NCIS recently held a workshop on responsible AI governance, inviting scholars, industry representatives, and researchers from many different parts of the world.
From Wednesday 22 June to Friday 24 June, the Nordic Centre for Internet and Society held the workshop Responsible AI Governance - Future Ways and Challenges in Oslo. The workshop was a part of the Triple Partnership for Responsible AI (3AI), a three year research project from the Research Council of Norway, which brings together research institutions from Brazil, the U.S. and the Nordics. Together, they seek to investigate ways through which AI can be made fair, accountable and transparent.
The Triple Partnership for Responsible AI

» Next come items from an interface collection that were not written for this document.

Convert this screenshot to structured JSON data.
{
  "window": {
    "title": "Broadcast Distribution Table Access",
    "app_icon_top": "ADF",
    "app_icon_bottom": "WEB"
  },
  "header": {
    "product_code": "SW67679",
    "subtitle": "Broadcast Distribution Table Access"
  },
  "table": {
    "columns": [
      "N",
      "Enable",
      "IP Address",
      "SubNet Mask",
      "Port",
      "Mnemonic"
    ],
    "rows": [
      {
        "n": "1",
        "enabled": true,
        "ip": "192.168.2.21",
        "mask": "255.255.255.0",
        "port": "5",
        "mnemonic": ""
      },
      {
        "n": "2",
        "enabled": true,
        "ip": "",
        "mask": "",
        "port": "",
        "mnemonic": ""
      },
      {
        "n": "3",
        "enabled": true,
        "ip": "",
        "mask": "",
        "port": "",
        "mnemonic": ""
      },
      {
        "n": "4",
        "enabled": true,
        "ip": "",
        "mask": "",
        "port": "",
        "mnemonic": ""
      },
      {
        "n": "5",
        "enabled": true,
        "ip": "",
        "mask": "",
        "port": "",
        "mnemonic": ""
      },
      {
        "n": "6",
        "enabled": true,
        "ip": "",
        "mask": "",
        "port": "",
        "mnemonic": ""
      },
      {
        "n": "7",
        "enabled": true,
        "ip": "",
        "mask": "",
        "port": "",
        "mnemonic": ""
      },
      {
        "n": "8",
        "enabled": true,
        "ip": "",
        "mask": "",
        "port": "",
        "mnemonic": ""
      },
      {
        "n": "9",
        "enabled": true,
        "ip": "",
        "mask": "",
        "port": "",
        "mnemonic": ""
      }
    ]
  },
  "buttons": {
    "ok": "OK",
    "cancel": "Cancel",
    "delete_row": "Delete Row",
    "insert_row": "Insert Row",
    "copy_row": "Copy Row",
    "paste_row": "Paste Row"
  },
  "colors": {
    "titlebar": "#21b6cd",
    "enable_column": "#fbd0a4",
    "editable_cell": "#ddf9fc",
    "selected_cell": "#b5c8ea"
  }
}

In line with the increasing uptake of AI in business and society, the responsible governance of AI governance is becoming ever more important. Some of the questions the Triple Partnership for Responsible AI seeks to address are: How can we work together to advance our understanding of the impact of AI on different groups of people, organizations and countries? How can academic knowledge create better decision makers in both the private and public sector, to make sure AI advances the social good?
Responsible AI Governance - Future Ways and Challenges
At the 3AI workshop in Oslo, the aim of the discussions was to identify future topics of concern, and to explore potential research, engagement, and educational opportunities. The participants deliberated topics such as emerging challenges and opportunities in technology governance, and discussed how to address such future trends through conceiving joint research, outreach, and teaching projects. There was also a panel discussion on technology governance with Master students.
Overall, many researchers and scholars shared their ideas, best practices, and informational resources on how we can govern AI responsibly, considering its social, economic and ecological impact. The workshop led to fruitful exchange based on the diverse areas of expertise the participants brought to the table, including law, computer science, philosophy, ethics, sociology, management and public policy.
Another element of the workshop was to facilitate collaborations and research projects across institutions in Norway, the U.S., and Brazil, paving the way for continued collaborations. At the workshop, participants met to plan future events and projects, such as the Autumn School on Responsible AI in Rio de Janeiro.
Present from BI were the Nordic Centre for Internet and Society´s Christian Fieseler, Samson Esayas, Christoph Lutz, Santiago Uribe, Gemma Newlands, and research assistant Alexandra Huber.